I struggled with math throughout my childhood, constantly felt inadequate compared to my peers, and cried in the corner of my classroom often. I wholeheartedly relate to learners who reach their threshold of learning frustration, particularly as it pertains to mathematical conceptualization and automaticity. It was not until I found a method of cognition and technique (visualization) that I was truly able to find meaning and, thus, joy, in math. Learners who face similar struggles as I did, often give up, signaling a need for personalized instruction and, quite possibly, a formal diagnosis of Dyscalculia. Here, I will provide insight into the diagnostic definition, overt and covert symptoms, and effective strategies to help learners find their way towards mathematical confidence and, ultimately, feelings of success.

What is Dyscalculia?

Unfortunately, Dyscalculia is misunderstood and unknown to the general public which is one of the reasons that it goes undetected. So what exactly is Dyscalculia? According to understood.org, “Dyscalculia is a condition that makes it hard to do math and tasks that involve math. It’s not as well known or as understood as dyslexia. But some experts believe it’s just as common. That means an estimated 5 to 10 percent of people might have dyscalculia.”

It was not until I found a method of cognition and technique (visualization) that I was truly able to find meaning and, thus, joy, in math.

What are the symptoms?

As clearly stated on LDA America, “(Dyscalculia) Affects a person’s ability to understand numbers and learn math facts. Individuals with this type of learning disability demonstrate impaired math calculation skills and difficulty understanding numbers and math facts. Dyscalculia is associated with weaknesses in fundamental number representation and processing, which results in difficulties with quantifying sets without counting, using nonverbal processes to complete simple numerical operations, and estimating relative magnitudes of sets. Because these math skills are necessary for higher-level math problem solving, quantitative reasoning is likely impaired for these individuals.”

Common symptoms of Dyscalculia include difficulties with:

  • Seeing how numbers fit together 
  • Counting
  • Calculating 
  • Recalling math facts, like 3 + 2 = 5
  • Using concepts like “less than” 
  • Using symbols like + and – 
  • Telling left from right 
  • Reading a clock 
  • Working with dollars and coins
  • Analyzing numerical data, graphs, charts

If you, as a caregiver and/or educator, would like to learn even more about the symptoms of dyscalculia, please visit either dyscalculia.org or childmind.org.
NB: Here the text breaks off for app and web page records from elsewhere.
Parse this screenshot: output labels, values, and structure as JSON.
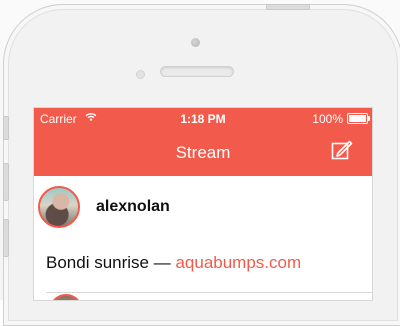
{
  "status_bar": {
    "carrier": "Carrier",
    "time": "1:18 PM",
    "battery": "100%"
  },
  "nav": {
    "title": "Stream",
    "compose_icon": "compose-icon"
  },
  "posts": [
    {
      "username": "alexnolan",
      "text": "Bondi sunrise — ",
      "link": "aquabumps.com"
    }
  ],
  "colors": {
    "accent": "#f25b4b",
    "text": "#111111"
  }
}
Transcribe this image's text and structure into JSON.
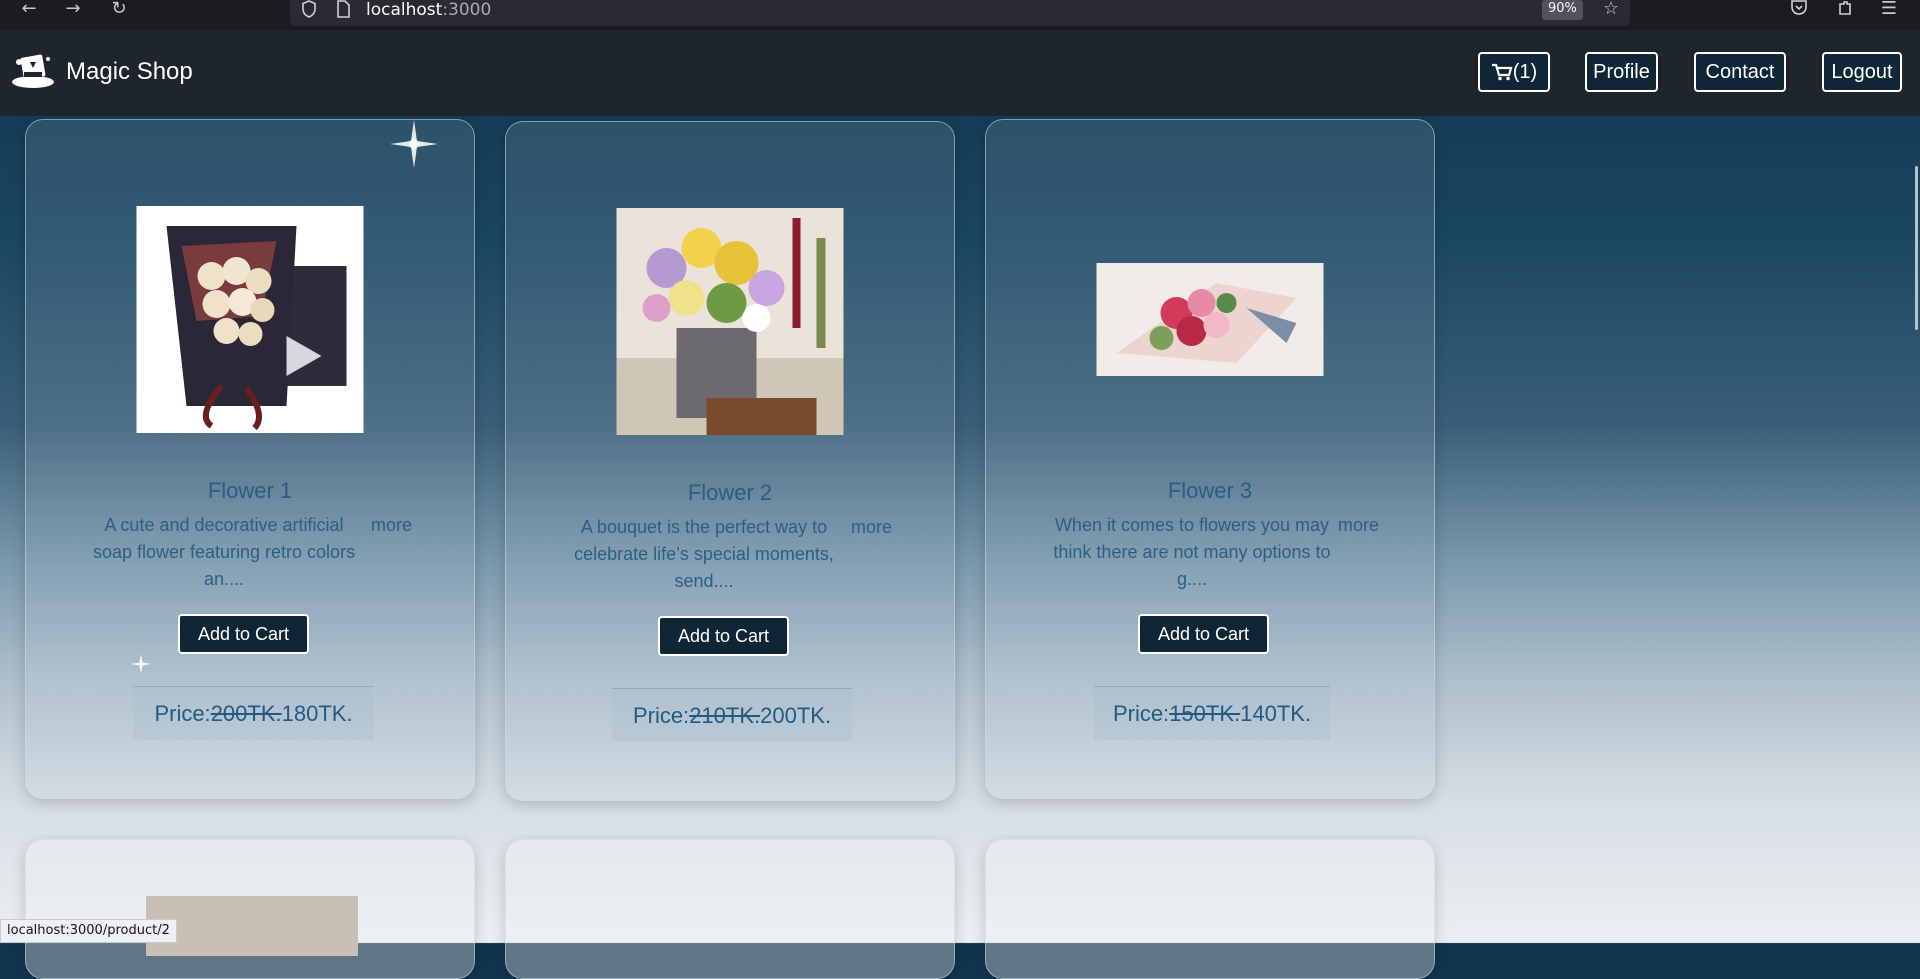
{
  "browser": {
    "url_host": "localhost",
    "url_port": ":3000",
    "zoom": "90%",
    "status_url": "localhost:3000/product/2"
  },
  "navbar": {
    "brand": "Magic Shop",
    "cart_label": "(1)",
    "profile_label": "Profile",
    "contact_label": "Contact",
    "logout_label": "Logout"
  },
  "products": [
    {
      "title": "Flower 1",
      "desc": "A cute and decorative artificial soap flower featuring retro colors an....",
      "more": "more",
      "add_label": "Add to Cart",
      "price_label": "Price:",
      "old_price": "200TK.",
      "new_price": "180TK."
    },
    {
      "title": "Flower 2",
      "desc": "A bouquet is the perfect way to celebrate life’s special moments, send....",
      "more": "more",
      "add_label": "Add to Cart",
      "price_label": "Price:",
      "old_price": "210TK.",
      "new_price": "200TK."
    },
    {
      "title": "Flower 3",
      "desc": "When it comes to flowers you may think there are not many options to g....",
      "more": "more",
      "add_label": "Add to Cart",
      "price_label": "Price:",
      "old_price": "150TK.",
      "new_price": "140TK."
    }
  ],
  "colors": {
    "navbar_bg": "#1f252c",
    "button_bg": "#0f2636",
    "title_color": "#2b5d80"
  }
}
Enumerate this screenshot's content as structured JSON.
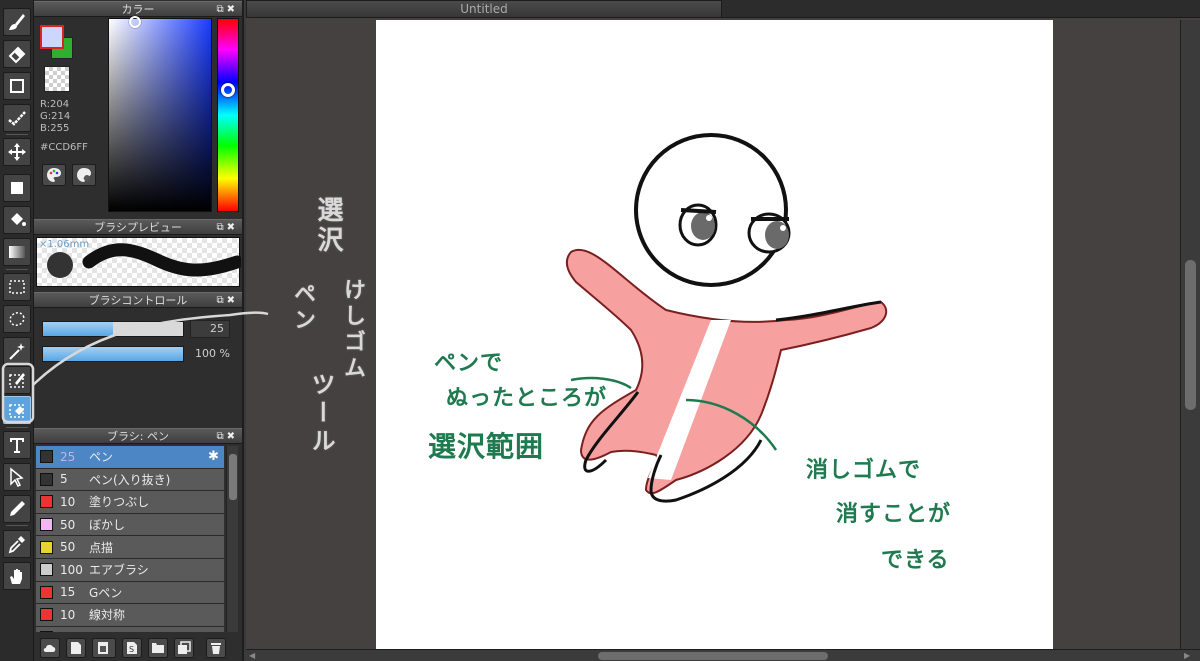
{
  "document": {
    "tab_title": "Untitled"
  },
  "colors": {
    "accent": "#5fa3dd",
    "selected_row": "#4d86c4",
    "foreground": "#CCD6FF",
    "background_swatch": "#2fae2f",
    "annotation_green": "#1f7a4f",
    "figure_pink": "#f7a0a0"
  },
  "toolbar": {
    "tools": [
      {
        "name": "brush-tool",
        "icon": "brush-icon"
      },
      {
        "name": "eraser-tool",
        "icon": "eraser-icon"
      },
      {
        "name": "rectangle-tool",
        "icon": "square-icon"
      },
      {
        "name": "dot-tool",
        "icon": "dot-pen-icon"
      },
      {
        "name": "move-tool",
        "icon": "move-icon"
      },
      {
        "name": "fill-rect-tool",
        "icon": "filled-square-icon"
      },
      {
        "name": "bucket-tool",
        "icon": "bucket-icon"
      },
      {
        "name": "gradation-tool",
        "icon": "gradient-icon"
      },
      {
        "name": "select-tool",
        "icon": "select-rect-icon"
      },
      {
        "name": "lasso-tool",
        "icon": "lasso-icon"
      },
      {
        "name": "magic-wand-tool",
        "icon": "magic-wand-icon"
      },
      {
        "name": "select-pen-tool",
        "icon": "select-pen-icon"
      },
      {
        "name": "select-eraser-tool",
        "icon": "select-eraser-icon"
      },
      {
        "name": "text-tool",
        "icon": "text-icon"
      },
      {
        "name": "operation-tool",
        "icon": "cursor-icon"
      },
      {
        "name": "divide-tool",
        "icon": "pen-nib-icon"
      },
      {
        "name": "eyedropper-tool",
        "icon": "eyedropper-icon"
      },
      {
        "name": "hand-tool",
        "icon": "hand-icon"
      }
    ]
  },
  "color_panel": {
    "title": "カラー",
    "r": "R:204",
    "g": "G:214",
    "b": "B:255",
    "hex": "#CCD6FF"
  },
  "brush_preview": {
    "title": "ブラシプレビュー",
    "size": "×1.06mm"
  },
  "brush_control": {
    "title": "ブラシコントロール",
    "size_value": "25",
    "size_fraction": 0.5,
    "opacity_value": "100 %",
    "opacity_fraction": 1.0
  },
  "brush_list": {
    "title": "ブラシ: ペン",
    "items": [
      {
        "size": "25",
        "name": "ペン",
        "color": "#333333",
        "selected": true
      },
      {
        "size": "5",
        "name": "ペン(入り抜き)",
        "color": "#333333"
      },
      {
        "size": "10",
        "name": "塗りつぶし",
        "color": "#ee3333"
      },
      {
        "size": "50",
        "name": "ぼかし",
        "color": "#f5b5f0"
      },
      {
        "size": "50",
        "name": "点描",
        "color": "#e6d52a"
      },
      {
        "size": "100",
        "name": "エアブラシ",
        "color": "#cccccc"
      },
      {
        "size": "15",
        "name": "Gペン",
        "color": "#ee3333"
      },
      {
        "size": "10",
        "name": "線対称",
        "color": "#ee3333"
      },
      {
        "size": "",
        "name": "",
        "color": "#33aa33"
      }
    ]
  },
  "annotations": {
    "left_1": "選沢",
    "left_2": "ペン",
    "left_3": "けしゴム",
    "left_4": "ツール",
    "pen_line1": "ペンで",
    "pen_line2": "ぬったところが",
    "pen_line3": "選沢範囲",
    "eraser_line1": "消しゴムで",
    "eraser_line2": "消すことが",
    "eraser_line3": "できる"
  }
}
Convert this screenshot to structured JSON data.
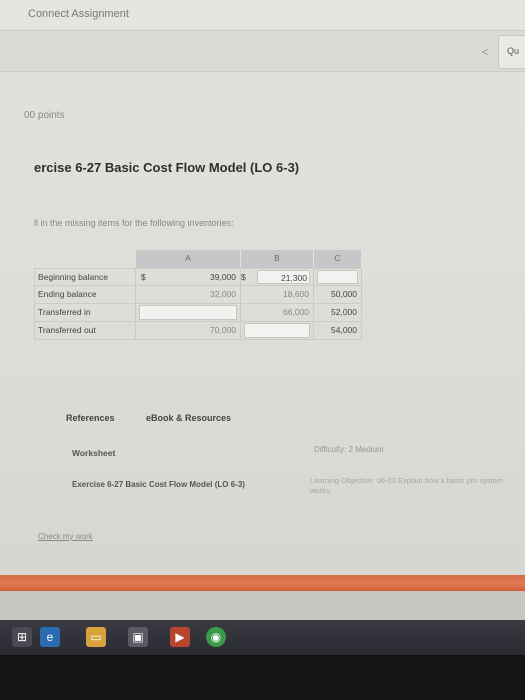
{
  "header": {
    "app_title": "Connect Assignment",
    "next_label": "Qu"
  },
  "nav": {
    "prev_glyph": "<"
  },
  "assignment": {
    "points": "00 points",
    "title": "ercise 6-27 Basic Cost Flow Model (LO 6-3)",
    "instructions": "ll in the missing items for the following inventories:"
  },
  "table": {
    "columns": [
      "A",
      "B",
      "C"
    ],
    "currency": "$",
    "rows": [
      {
        "label": "Beginning balance",
        "a": "39,000",
        "b": "21,300",
        "c": ""
      },
      {
        "label": "Ending balance",
        "a": "32,000",
        "b": "18,600",
        "c": "50,000"
      },
      {
        "label": "Transferred in",
        "a": "",
        "b": "66,000",
        "c": "52,000"
      },
      {
        "label": "Transferred out",
        "a": "70,000",
        "b": "",
        "c": "54,000"
      }
    ]
  },
  "links": {
    "references": "References",
    "ebook": "eBook & Resources",
    "worksheet": "Worksheet",
    "difficulty": "Difficulty: 2 Medium",
    "exercise_ref": "Exercise 6-27 Basic Cost Flow Model (LO 6-3)",
    "learning_objective": "Learning Objective: 06-03 Explain how a basic pro system works.",
    "check_work": "Check my work"
  },
  "taskbar": {
    "icons": [
      "windows-icon",
      "edge-icon",
      "file-explorer-icon",
      "store-icon",
      "media-icon",
      "chrome-icon"
    ]
  }
}
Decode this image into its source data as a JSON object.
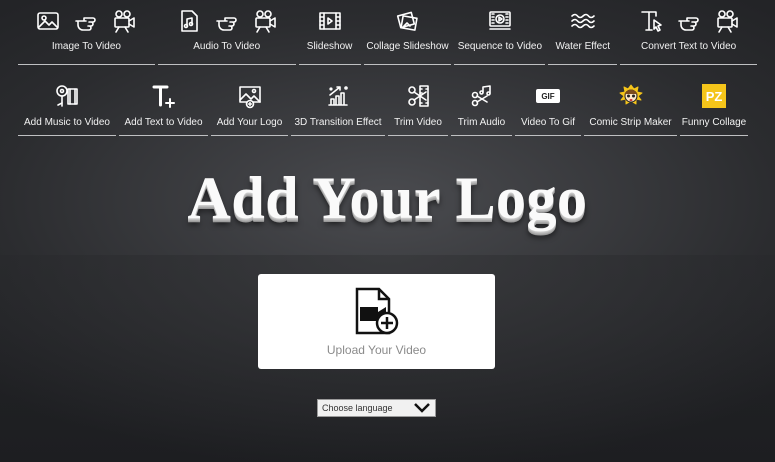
{
  "tools_row1": [
    {
      "label": "Image To Video",
      "icons": [
        "image-icon",
        "hand-pointer-icon",
        "video-camera-icon"
      ]
    },
    {
      "label": "Audio To Video",
      "icons": [
        "audio-file-icon",
        "hand-pointer-icon",
        "video-camera-icon"
      ]
    },
    {
      "label": "Slideshow",
      "icons": [
        "film-strip-icon"
      ]
    },
    {
      "label": "Collage Slideshow",
      "icons": [
        "collage-photos-icon"
      ]
    },
    {
      "label": "Sequence to Video",
      "icons": [
        "video-player-icon"
      ]
    },
    {
      "label": "Water Effect",
      "icons": [
        "water-waves-icon"
      ]
    },
    {
      "label": "Convert Text to Video",
      "icons": [
        "text-cursor-icon",
        "hand-pointer-icon",
        "video-camera-icon"
      ]
    }
  ],
  "tools_row2": [
    {
      "label": "Add Music to Video",
      "icons": [
        "music-film-icon"
      ]
    },
    {
      "label": "Add Text to Video",
      "icons": [
        "text-plus-icon"
      ]
    },
    {
      "label": "Add Your Logo",
      "icons": [
        "image-add-icon"
      ]
    },
    {
      "label": "3D Transition Effect",
      "icons": [
        "3d-transition-icon"
      ]
    },
    {
      "label": "Trim Video",
      "icons": [
        "scissors-film-icon"
      ]
    },
    {
      "label": "Trim Audio",
      "icons": [
        "scissors-music-icon"
      ]
    },
    {
      "label": "Video To Gif",
      "icons": [
        "gif-icon"
      ],
      "badge": "GIF"
    },
    {
      "label": "Comic Strip Maker",
      "icons": [
        "comic-face-icon"
      ]
    },
    {
      "label": "Funny Collage",
      "icons": [
        "pz-logo-icon"
      ],
      "badge": "PZ"
    }
  ],
  "hero": {
    "title": "Add Your Logo"
  },
  "upload": {
    "label": "Upload Your Video"
  },
  "language": {
    "selected": "Choose language"
  },
  "colors": {
    "background": "#2a2b2e",
    "badge_yellow": "#f5c51a",
    "panel": "#ffffff"
  }
}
Unfortunately, Dyscalculia is misunderstood and unknown to the general public which is one of the reasons that it goes undetected.

How can you support learners with Dyscalculia?

There are many studies substantiating the efficacy of multisensory, evidence-based practices in strengthening the underlying foundation and application of mathematical skills thereof. Curriculums such as Making Math Real, Touch Math, and Mathematical Mindset Some of these explicit strategies include, but are not limited to:

  • Manipulatives such as blocks, number lines, and other tools to visualize how to solve math problems 
  • Explicitly develop working memory, concept imagery, growth mindset and self-regulation skills to bolster processing foundation 
  • Advocate for extra time for tests and other tasks that involve math 
  • Allow access to technology like calculators and math apps to help make math easier to navigate
  • Play card, board and virtual learning games to develop problem-solving skills and a positive association to thinking mathematically
  • Incorporate mental math organically into daily conversations when you are having dinner, driving in the car, and so forth

Some learners are unresponsive to the above or make slower progress than one would anticipate. This lack of receptivity is the feedback that you need to reach out to your pediatrician and/or psychologist to explore the possibility of a Dyscalculia diagnosis as well as recommendations for placing them on the path towards their potential. 

There are many layers of processing, executive functioning, and problem-solving skills that equally contribute to and, thus, are involved in one’s ability to reach a level of mathematical independence. We must establish a strong framework for learners to stand upon before expecting them to lean into discomfort and then rise above adversity. It is imperative to keep in mind that math may never be easy for learners like me, but it certainly can become less daunting and more enjoyable with the right strategies and an open mindset in place.